Sharon and Wendy are "sisters in spirit," if not by blood. They have been friends for almost 30 years (yes, they were 2 when they met!). Wendy was born and raised in New York and worked in architecture for years before obtaining a degree in Culinary Arts. Sharon was born and raised in Toronto, Canada and relocated to Los Angeles to work in the legal profession for many years. Meeting through mutual family friends, they discovered a shared love of great food and new adventures. Following her quest, Sharon went east to join Wendy in her established catering business in New York. Later, wanderlust and the fulfillment of a dream prompted them to sell everything and buy a 20-foot Winnebago to start looking for the perfect place to open their bed & breakfast.
Two Sisters Inn is situated one block from the center of the Manitou Springs Historic District and century-old Town Clock. The Inn is located where the original El Paso Livery Company (known as the Big Barn) and stables was built in the 1880s by Austin Hutchinson. Being three stories high, it was the tallest structure in Southern Colorado at the time. Unfortunately, in 1900 there was a huge fire and the stables burned to the ground, but the separate wagon shop was left unscathed.
Two sisters from Iowa, Florence Geidell Maltby and her sister, bought part of the property and in 1919 built the Sunburst Boarding House for school teachers. In 1948 a newlywed couple, Arnold and Marie Shupe, bought the property from the sisters and turned the Boarding House into their private residence with a summer rental cottage in the back garden (the original Wagon Shop). In 1990, Sharon Smith and Wendy Goldstein purchased the house from the widow, Marie Shupe, restored it, and that summer opened the Two Sisters Inn - a bed and breakfast named for the original two sisters.
The rose-colored Victorian Bungalow is now a five-bedroom B&B, including a cozy Cottage in the back garden, and is suggestive of the turn-of-the-century Manitou Springs, CO hotel accommodations.
A magnificent stained-glass front door designed and crafted by a Manitou artist opens into the living room, which features a native Manitou Greenstone fireplace and original hardwood floors. An 1896 piano (which was located in a brothel in Leadville, Colorado and still bears a bullet hole acquired during that period!) is tucked into the parlor next to a red velvet fainting couch and a library highlighted by an entire wall of cookbooks (in which some of the Inn's recipes have been featured). Original artwork from some of Manitou's talented artists may be enjoyed throughout the Inn.
News Update: Two Sisters Inn is sad to report that in the cold of 2009, the oldest working toilet (103 years to be exact) in a bed and breakfast in Colorado had a shattering experience! Come and see the resurrection of "John," the centenarian wonder, as a planter!
Travelers have been coming for Manitou and Colorado Springs accommodations beneath the "purple mountains majesty above the fruited plains" for ages. In 1893 Katherine Lee Bates wrote "America the Beautiful" after climbing to the top of Pikes Peak, "America's Mountain." Now Manitou Springs is one of the largest Historic Districts west of the Mississippi.

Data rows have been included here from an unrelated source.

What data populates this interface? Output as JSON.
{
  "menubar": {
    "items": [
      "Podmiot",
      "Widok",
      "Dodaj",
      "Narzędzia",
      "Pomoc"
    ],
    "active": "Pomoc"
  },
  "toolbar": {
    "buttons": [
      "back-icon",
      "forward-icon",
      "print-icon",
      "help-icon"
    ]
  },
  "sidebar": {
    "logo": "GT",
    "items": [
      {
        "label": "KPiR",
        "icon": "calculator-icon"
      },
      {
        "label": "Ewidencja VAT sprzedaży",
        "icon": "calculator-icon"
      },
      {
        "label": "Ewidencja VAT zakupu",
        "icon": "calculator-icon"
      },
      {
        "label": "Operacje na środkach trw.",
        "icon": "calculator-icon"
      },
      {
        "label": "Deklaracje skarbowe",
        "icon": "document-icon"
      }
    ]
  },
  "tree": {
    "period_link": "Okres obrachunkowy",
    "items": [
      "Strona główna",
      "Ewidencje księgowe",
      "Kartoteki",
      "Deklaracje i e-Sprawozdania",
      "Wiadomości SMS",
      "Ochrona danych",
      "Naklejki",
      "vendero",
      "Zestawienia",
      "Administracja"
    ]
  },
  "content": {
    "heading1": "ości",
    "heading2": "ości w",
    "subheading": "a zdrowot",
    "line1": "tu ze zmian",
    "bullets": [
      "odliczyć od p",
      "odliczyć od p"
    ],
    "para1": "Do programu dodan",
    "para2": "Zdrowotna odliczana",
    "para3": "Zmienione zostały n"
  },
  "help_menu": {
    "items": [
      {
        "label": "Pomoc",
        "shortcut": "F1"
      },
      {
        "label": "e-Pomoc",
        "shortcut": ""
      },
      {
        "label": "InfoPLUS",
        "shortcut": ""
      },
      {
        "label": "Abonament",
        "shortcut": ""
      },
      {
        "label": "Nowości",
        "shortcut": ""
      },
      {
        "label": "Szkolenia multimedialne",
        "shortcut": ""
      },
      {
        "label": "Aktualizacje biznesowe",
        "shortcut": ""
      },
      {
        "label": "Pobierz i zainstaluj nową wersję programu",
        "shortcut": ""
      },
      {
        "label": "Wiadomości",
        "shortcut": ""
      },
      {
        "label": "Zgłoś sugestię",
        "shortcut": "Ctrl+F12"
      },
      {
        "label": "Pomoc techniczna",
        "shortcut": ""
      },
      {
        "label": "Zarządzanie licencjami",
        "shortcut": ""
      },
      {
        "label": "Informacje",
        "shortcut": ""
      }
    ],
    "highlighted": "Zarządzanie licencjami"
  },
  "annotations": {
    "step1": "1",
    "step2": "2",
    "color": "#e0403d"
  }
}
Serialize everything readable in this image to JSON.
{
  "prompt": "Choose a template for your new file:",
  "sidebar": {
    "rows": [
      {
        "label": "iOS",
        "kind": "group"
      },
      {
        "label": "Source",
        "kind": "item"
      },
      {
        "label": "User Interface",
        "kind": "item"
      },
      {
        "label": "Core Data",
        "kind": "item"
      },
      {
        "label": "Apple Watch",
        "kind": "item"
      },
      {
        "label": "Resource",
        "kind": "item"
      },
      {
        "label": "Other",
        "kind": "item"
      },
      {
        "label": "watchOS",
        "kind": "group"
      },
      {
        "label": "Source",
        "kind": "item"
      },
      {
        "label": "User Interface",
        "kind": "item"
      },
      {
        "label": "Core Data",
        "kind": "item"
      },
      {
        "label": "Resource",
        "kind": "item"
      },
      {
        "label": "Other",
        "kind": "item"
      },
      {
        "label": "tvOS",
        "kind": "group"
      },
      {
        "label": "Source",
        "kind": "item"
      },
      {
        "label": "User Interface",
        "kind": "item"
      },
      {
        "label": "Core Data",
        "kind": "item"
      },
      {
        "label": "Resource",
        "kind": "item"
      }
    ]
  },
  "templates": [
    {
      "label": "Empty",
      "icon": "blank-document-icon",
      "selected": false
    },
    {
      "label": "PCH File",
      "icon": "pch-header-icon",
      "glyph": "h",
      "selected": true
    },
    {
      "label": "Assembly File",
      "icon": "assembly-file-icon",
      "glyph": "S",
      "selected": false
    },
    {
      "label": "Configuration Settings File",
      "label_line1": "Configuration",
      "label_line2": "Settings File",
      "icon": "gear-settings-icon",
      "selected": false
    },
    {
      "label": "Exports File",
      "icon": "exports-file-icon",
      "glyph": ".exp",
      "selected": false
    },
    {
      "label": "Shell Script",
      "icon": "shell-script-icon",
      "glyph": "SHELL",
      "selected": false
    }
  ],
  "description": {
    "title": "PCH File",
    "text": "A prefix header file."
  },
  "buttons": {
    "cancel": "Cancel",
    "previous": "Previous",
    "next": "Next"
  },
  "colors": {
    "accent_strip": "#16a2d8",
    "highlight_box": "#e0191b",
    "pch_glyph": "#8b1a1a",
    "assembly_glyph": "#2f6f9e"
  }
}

Centuries ago Native Americans--Mountain Ute, Cheyenne, Arapahoe, and other Plains tribes-- would congregate in the nearby Garden of the Gods for their religious ceremonies and then would come to Manitou Springs to drink or "take" of the healing waters. The eruption of bubbles in the mineral water was considered the "Breath of the Great Spirit" and offerings of fetishes and beads were left in gratitude for the waters' healing properties. All tribes were free to share in the gifts of the waters without the worry of conflict.
In the mid-1800s, the British discovered these mineral springs during the Westward Expansion. The town's founder, Dr. William A. Bell, developed a settlement around the mineral springs and Pikes Peak, making it a destination resort for people desiring a health vacation in the "Saratoga of the West." Visitors arrived with doctors' prescriptions to drink specific waters as a cure for their ills. "Manitou" which means "Great Spirit" was mentioned in Longfellow's poem "Song of Hiawatha," popular at that time, and was chosen as the town's name. Mineral springs water was bottled and "Manitou Pale Ale" was served at the Waldorf Astoria in New York City and was even served as a beverage of choice on the Titanic! It is still bottled today and shipped as far away as Korea. You can visit 11 mineral springs and taste the "magic waters" too!
"The laughter, warmth and joy we felt from both of you made us feel right at home."
- Jocelyn P.